Increasing Temperatures Trigger a Response in the Plant’s RNAby Shruthi Venkatesh November 12 2018, 3:14 pm Estimated Reading Time: 3 mins, 20 secs
A new study used rice seedlings to show that the stress of higher temperatures can trigger a response in the RNA of a plant to control the change in its environment. The stress of higher temperatures can trigger a response in the RNA of a plant or ribonucleic acid, which is part of the genetic messaging system of a cell, to help manage this change in their environment, according to a team of researchers from Penn State. In a study on rice plants, the researchers found that a sudden increase in heat led to changes in the structure of the plant's RNA, which was linked to a loss in the number of its messenger RNAs -- or mRNAs. The mRNA molecule is a particular type of RNA, which transfers DNA instructions to the ribosome in a cell during the protein-making process.
“Plants cannot regulate their own temperatures, as humans do, or move from the heat source. This process may be one of the ways plants face hot temperatures and drought conditions,” said Sarah M. Assmann, professor of biology at Eberly College of Science. "Rice is a staple food for half the world's population and is particularly important for subsistence agriculture in some parts of the world, so it's a vital food crop," said Assmann. "With climate change and with the goal that we need to increase food production to feed the world's growing population. We are always trying to understand how plants are responding to climate stress, and in the future, we could improve crop varieties, either through breeding or other mechanisms, to get better stress tolerance and better yields."

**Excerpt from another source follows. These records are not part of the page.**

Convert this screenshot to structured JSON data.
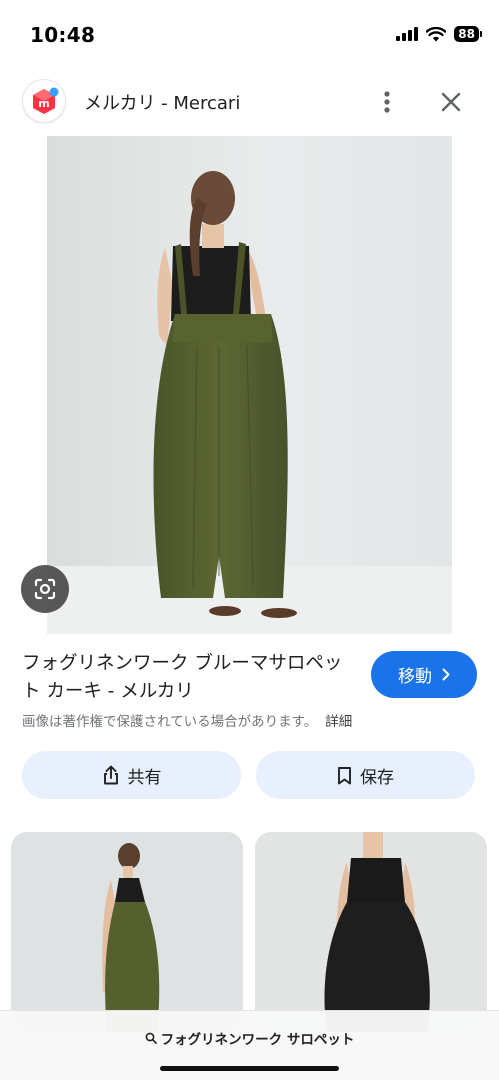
{
  "status_bar": {
    "time": "10:48",
    "battery": "88"
  },
  "header": {
    "site_name": "メルカリ - Mercari",
    "logo_letter": "m"
  },
  "result": {
    "title": "フォグリネンワーク ブルーマサロペット カーキ - メルカリ",
    "visit_label": "移動",
    "copyright_note": "画像は著作権で保護されている場合があります。",
    "detail_link": "詳細"
  },
  "actions": {
    "share_label": "共有",
    "save_label": "保存"
  },
  "bottom": {
    "search_query": "フォグリネンワーク サロペット"
  },
  "colors": {
    "accent": "#1a73e8",
    "action_bg": "#e8f0fe",
    "khaki": "#56602e",
    "mercari_red": "#ff333f"
  },
  "icons": [
    "signal-icon",
    "wifi-icon",
    "battery-icon",
    "mercari-logo-icon",
    "more-vert-icon",
    "close-icon",
    "google-lens-icon",
    "chevron-right-icon",
    "share-icon",
    "bookmark-icon",
    "search-icon"
  ]
}
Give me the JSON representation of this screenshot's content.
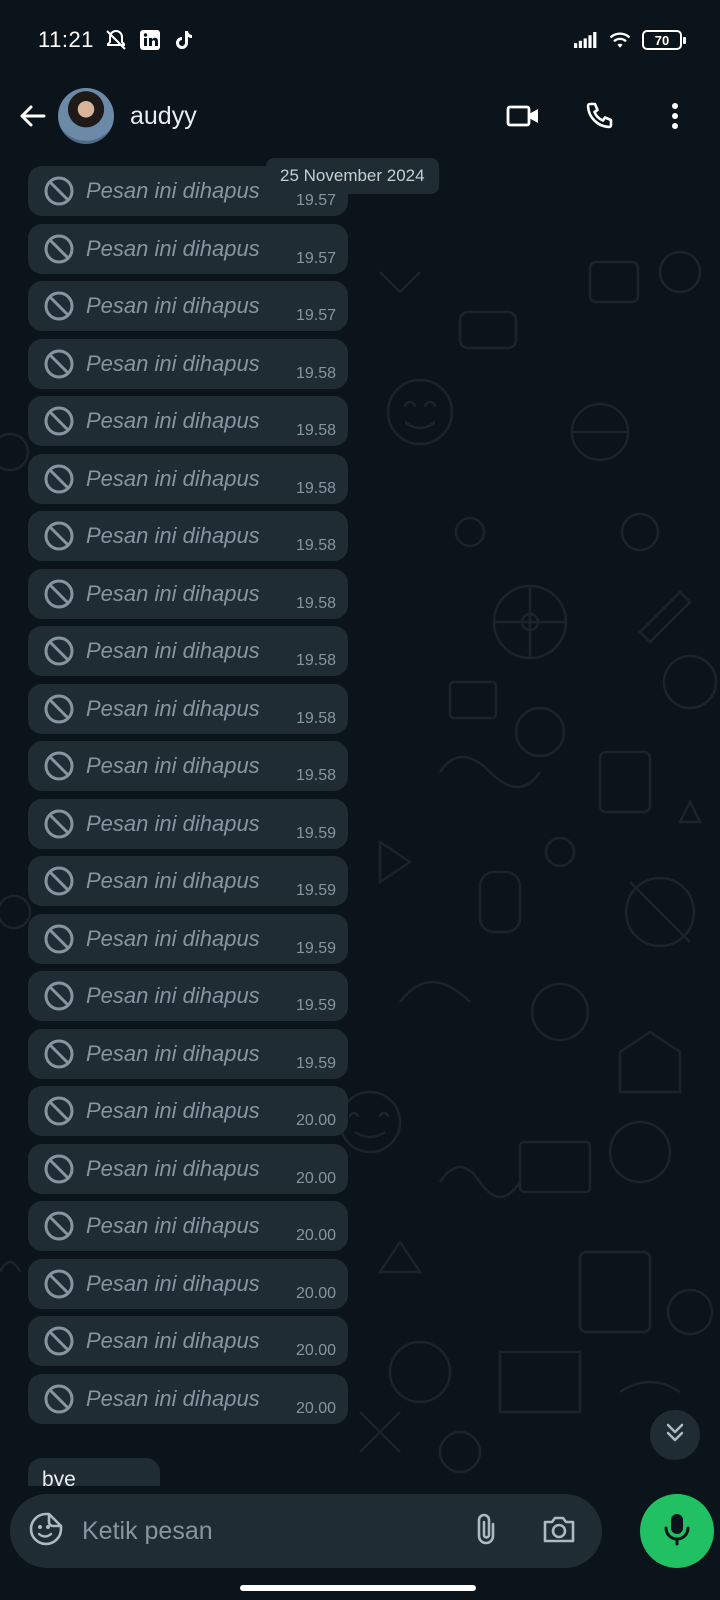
{
  "status_bar": {
    "time": "11:21",
    "battery": "70",
    "icons": [
      "mute-bell-icon",
      "linkedin-icon",
      "tiktok-icon",
      "signal-icon",
      "wifi-icon",
      "battery-icon"
    ]
  },
  "header": {
    "contact_name": "audyy",
    "actions": [
      "video-call-icon",
      "voice-call-icon",
      "more-menu-icon"
    ]
  },
  "chat": {
    "date_label": "25 November 2024",
    "messages": [
      {
        "text": "Pesan ini dihapus",
        "time": "19.57"
      },
      {
        "text": "Pesan ini dihapus",
        "time": "19.57"
      },
      {
        "text": "Pesan ini dihapus",
        "time": "19.57"
      },
      {
        "text": "Pesan ini dihapus",
        "time": "19.58"
      },
      {
        "text": "Pesan ini dihapus",
        "time": "19.58"
      },
      {
        "text": "Pesan ini dihapus",
        "time": "19.58"
      },
      {
        "text": "Pesan ini dihapus",
        "time": "19.58"
      },
      {
        "text": "Pesan ini dihapus",
        "time": "19.58"
      },
      {
        "text": "Pesan ini dihapus",
        "time": "19.58"
      },
      {
        "text": "Pesan ini dihapus",
        "time": "19.58"
      },
      {
        "text": "Pesan ini dihapus",
        "time": "19.58"
      },
      {
        "text": "Pesan ini dihapus",
        "time": "19.59"
      },
      {
        "text": "Pesan ini dihapus",
        "time": "19.59"
      },
      {
        "text": "Pesan ini dihapus",
        "time": "19.59"
      },
      {
        "text": "Pesan ini dihapus",
        "time": "19.59"
      },
      {
        "text": "Pesan ini dihapus",
        "time": "19.59"
      },
      {
        "text": "Pesan ini dihapus",
        "time": "20.00"
      },
      {
        "text": "Pesan ini dihapus",
        "time": "20.00"
      },
      {
        "text": "Pesan ini dihapus",
        "time": "20.00"
      },
      {
        "text": "Pesan ini dihapus",
        "time": "20.00"
      },
      {
        "text": "Pesan ini dihapus",
        "time": "20.00"
      },
      {
        "text": "Pesan ini dihapus",
        "time": "20.00"
      }
    ],
    "partial_message": "bye"
  },
  "composer": {
    "placeholder": "Ketik pesan"
  },
  "colors": {
    "background": "#0b141a",
    "bubble": "#1f2c33",
    "accent": "#21c063",
    "muted_text": "#8696a0"
  }
}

Although more studies would be needed, this study can serve as an important first step in helping farmers produce more crops resistant to heat and drought, according to the researchers, who announced their findings on November 5 at the Procedures of the National Academy of Sciences.
The researchers looked at more than 14,000 different RNAs to look for changes in the intricately folded structures of molecules that could indicate acute heat stress, said Philip Bevilacqua, Distinguished Professor of Chemistry, Biochemistry and Molecular Biology. In contrast to the entangled double strand or double helix of the DNA molecule, RNA is single-stranded. "Because DNA has two strands, it is really trapped in very few different folds, but RNA, since it's not bound to another strand, can fold back on itself, so there are much more complex wrinkles in the RNA," Bevilacqua said.
To generate heat stress, researchers subjected a group of two-week-old rice seedlings to normal temperatures (108 degrees Fahrenheit) for ten minutes and compared these plants to a control group of plants growing at 72 degrees Fahrenheit. "We chose such a short time because RNA rearrangement is a fast process, while downstream processes such as protein production are slower and we were particularly interested in how RNA is refolded," Bevilacqua said. The researchers found that the wrinkles in the RNA of plants suffering from heat stress are looser than those of the control group. The unfolding of the mRNA then correlated with a loss of the amount of mRNA, suggesting that the unfolding of the mRNA promotes its degradation, a method by which cells regulate which genes.
"This exciting study shows a new level of gene regulation that has not been appreciated so far," said Su. "In particular, we have shown that mRNAs encoding a specific type of regulatory protein, transcription factors, are specifically designed for degradation by unfolding at high temperatures." According to both Bevilacqua and Assmann, studies such as this RNA analysis, which was one of the first to analyze the RNA process in the plant itself or in vivo, could not be performed without the interdisciplinary teamwork of their laboratories. According to Assmann, the laboratories of Bevilacqua and Assmann have been working together for about ten years.
"What I find really interesting about this study is that it includes all the different skills and talents of our labs," said Assmann. "That's what makes science exciting."